Only the lines with "구매하실" in them need to be copied from the listing.

################

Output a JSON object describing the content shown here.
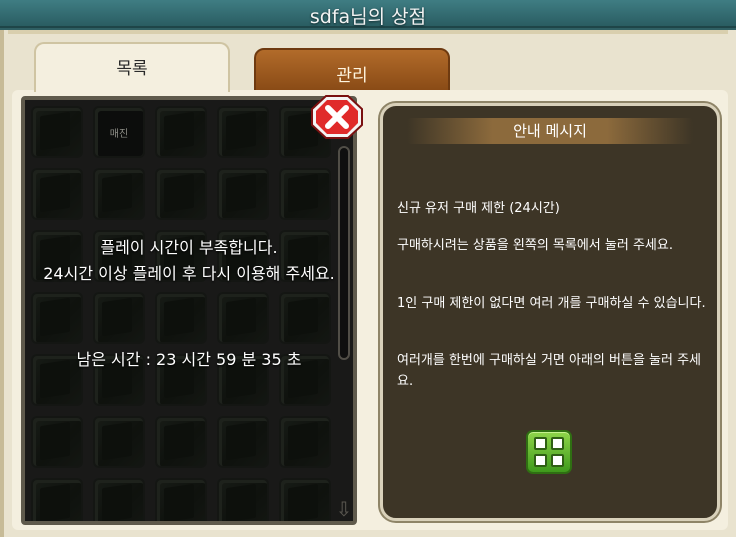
{
  "window": {
    "title": "sdfa님의 상점"
  },
  "tabs": [
    {
      "label": "목록",
      "active": true
    },
    {
      "label": "관리",
      "active": false
    }
  ],
  "grid": {
    "sold_label": "매진",
    "overlay": {
      "line1": "플레이 시간이 부족합니다.",
      "line2": "24시간 이상 플레이 후 다시 이용해 주세요.",
      "timer": "남은 시간 : 23 시간 59 분 35 초"
    }
  },
  "info": {
    "header": "안내 메시지",
    "paragraphs": [
      "신규 유저 구매 제한 (24시간)",
      "구매하시려는 상품을 왼쪽의 목록에서 눌러 주세요.",
      "1인 구매 제한이 없다면 여러 개를 구매하실 수 있습니다.",
      "여러개를 한번에 구매하실 거면 아래의 버튼을 눌러 주세요."
    ]
  },
  "icons": {
    "close": "close-x-icon",
    "buy": "multi-buy-icon",
    "scroll": "scroll-down-arrow-icon"
  },
  "colors": {
    "accent": "#2f5f63",
    "panel": "#3d3526",
    "buy": "#5cb82b",
    "close": "#e02a2a"
  }
}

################

# Response below:
      "1인 구매 제한이 없다면 여러 개를 구매하실 수 있습니다.",
      "여러개를 한번에 구매하실 거면 아래의 버튼을 눌러 주세요."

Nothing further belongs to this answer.